Life is pretty amazing. It may be hard to put into words, but I will try. Qualifying for Boston had become the “thing,” the focus. Twelve years of trial and effort to get to this moment, and then putting ALL of those years of set backs, misses, training, life, and emotions into about twenty seconds of pure euphoria. The twenty seconds was worth the twelve years. In that moment, I realized it was never about the race itself. It was about never giving up. It was about the people and the moments along the journey. It was about the struggle and it was about faith.
6. What advice do you have for people about setting big goals and developing plans to achieve those goals?
Write down your goal on a calendar- even if it’s a year or two away. Find weekly wins. Find what works for you. The mind is an amazingly powerful tool- use it! Understand that your goal might not be easy, but thinking negatively never helps. Smile more.
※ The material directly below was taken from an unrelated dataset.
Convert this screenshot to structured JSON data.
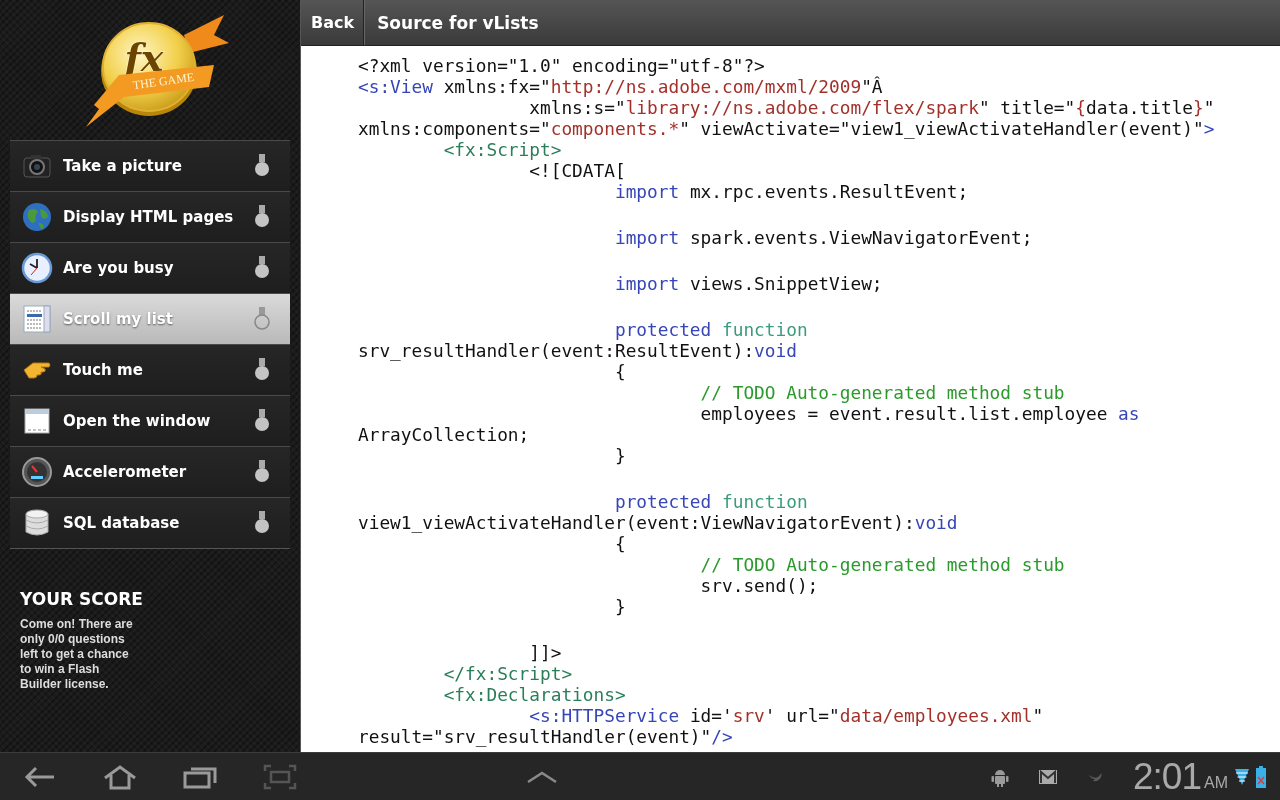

It’s infectious and will help your attitude in both life and training. (see our blog on turning your goals into a process for additional information)
7. Is there anything else you would like to tell us about your story?
I ask people to run with me regularly. Sometimes we run and sometimes we walk. When I run with people who are faster than me, it helps me grow. When I invest in people who are slower than me, it inspires me and grounds me. I encourage you to do both! Investing in achieving goals, and then meeting them, is thrilling. Investing in people and seeing them achieve goals is life changing.
I could not do any of this with out support. My wife is a saint to put up with me. The ailments, the highs, the lows. What should I do? What should I not do? She is awesome for listening & supporting these crazy journeys & is always there with me in spirit through it all. She helps me see the importance of being there for others. She appreciates me for being me & supports me in putting forth effort, no matter what it is.
Thank you, Bryan, for sharing your story of grit and perseverance with us. We can’t wait to watch you succeed at the Boston Marathon in April.